— The point of all this is, yes, Brown has a clue. That became increasingly difficult to believe when we watched the Cavs lose eight of nine prior to the winning streak. That was capped by an awful defeat to the undermanned Lakers at home. Former general manager Chris Grant was fired the next morning.
— So what happened? Did Brown suddenly become smarter after his good friend was let go? Uh, not likely. Chances are, Brown has known what he’s doing all along. It’s just that over the past four games, the players finally started to execute better. They’ve started to trust their coach, trust each other, and play harder and smarter.
— So while we all give a lot of credit to acting GM David Griffin for the sudden surge (and rightfully so), we shouldn’t forget about Brown. His message is finally getting across.
— As for Griffin, sources close to the team said he got the job and immediately made it a priority to change the culture in the locker room. It sounds silly, but he let the players know it was about having fun. Yes, it’s a business, but it’s also a game. Griffin wanted to remind the team, sources said, that people ought to enjoy themselves.

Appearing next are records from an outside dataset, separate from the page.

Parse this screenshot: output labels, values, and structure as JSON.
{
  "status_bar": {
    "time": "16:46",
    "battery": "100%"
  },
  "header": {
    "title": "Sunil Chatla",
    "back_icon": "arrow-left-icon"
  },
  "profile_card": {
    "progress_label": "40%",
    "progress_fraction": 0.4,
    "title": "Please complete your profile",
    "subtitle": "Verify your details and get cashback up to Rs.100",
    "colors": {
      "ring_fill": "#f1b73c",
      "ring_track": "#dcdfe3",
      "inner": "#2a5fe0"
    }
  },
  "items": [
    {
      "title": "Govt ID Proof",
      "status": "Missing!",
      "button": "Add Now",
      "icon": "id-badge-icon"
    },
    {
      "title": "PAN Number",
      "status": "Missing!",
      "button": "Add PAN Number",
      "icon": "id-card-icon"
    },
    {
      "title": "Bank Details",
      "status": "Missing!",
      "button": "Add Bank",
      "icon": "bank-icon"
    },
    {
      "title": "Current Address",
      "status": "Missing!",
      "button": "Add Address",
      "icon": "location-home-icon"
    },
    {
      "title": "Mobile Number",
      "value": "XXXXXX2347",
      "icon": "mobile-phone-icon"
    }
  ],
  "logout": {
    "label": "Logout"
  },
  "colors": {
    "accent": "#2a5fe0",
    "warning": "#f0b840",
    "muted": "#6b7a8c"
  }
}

— Griffin also worked to repair what appeared to be a broken relationship between Kyrie Irving and Dion Waiters. That’s a big key, since those two are the Cavs’ most gifted players. If they can’t get along, the whole thing is bound to be a mess. But according to sources, Griffin told Irving and Waiters to ignore the rumors, that the Cavs aren’t looking to trade them. And if Irving and Waiters aren’t going anywhere, they may as well get used to (and again, enjoy) each other.
— A lot of this Griffin talk sounds like an indictment of Grant. That’s not the case. Grant had his own management style, but it was more of the tough-love variety. At the end of Grant’s tenure, some players seemed to be on edge. Griffin’s approach may not be better, but it is different, and so far, it’s working.

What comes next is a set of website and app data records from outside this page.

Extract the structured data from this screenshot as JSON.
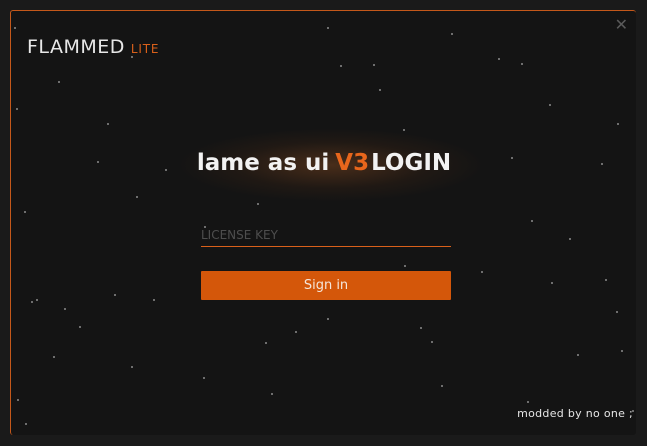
{
  "window": {
    "brand": {
      "name": "FLAMMED",
      "edition": "LITE"
    },
    "close_icon": "close-icon",
    "title": {
      "prefix": "lame as ui",
      "version": "V3",
      "suffix": "LOGIN"
    },
    "license_field": {
      "value": "",
      "placeholder": "LICENSE KEY"
    },
    "signin_button": {
      "label": "Sign in"
    },
    "footer": "modded by no one ;"
  },
  "colors": {
    "accent": "#d4570a",
    "background": "#141414"
  }
}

— OK, about those players. Out of all the heralded big men on the floor Wednesday, guess who was the best? Well, how about Cavs power forward Tristan Thompson? He compiled his second double-double in two nights, finishing with a game-high 25 points and 15 rebounds. No one was saying Grant should have drafted Drummond instead of Waiters in 2012 on this night. Thompson looked just fine, thank you very much.
— Of course, Waiters had one of those nights, scoring just nine points without an assist. He also went 0-of-4 on free throws in a close game. But he leaped off the bench and cheered wildly when Irving hit a big 3-pointer late in the game. And it’s OK to struggle through a less-than-stellar performance when you’re supporting your teammates. Waiters and the Cavs suddenly seem to be grasping that. They are having fun as a team even when they play poorly individually. That’s basically what Griffin is looking for.
— Irving (23 points) joined the Cavs Radio Network with play-by-play man John Michael and color analyst Jim Chones right after the game. "I’m on the radio!" Irving repeatedly said, playfully. Then he mentioned the "turmoil" experienced by the Cavs leading up to the previous four games. He strongly suggested that all that junk is a thing of the past.
— You could go on and on about this team as it heads into the All-Star break. No one outside of Thompson and Irving was very good, and some guys were downright atrocious, at least statistically. Yet for the fourth straight time, the Cavs won as a team. That’s quite promising. And to think in the previous two games, the Cavs were without Anderson Varejao, who’s suffering from a sore back. Also, C.J. Miles is battling a sore foot (although he played nine minutes Wednesday).
— The Cavs return from the break to visit Philadelphia on Tuesday, then host Orlando on Wednesday. They are three games out of the final playoff spot with 29 left. If they continue to play like this, you can bank on it, they will get in.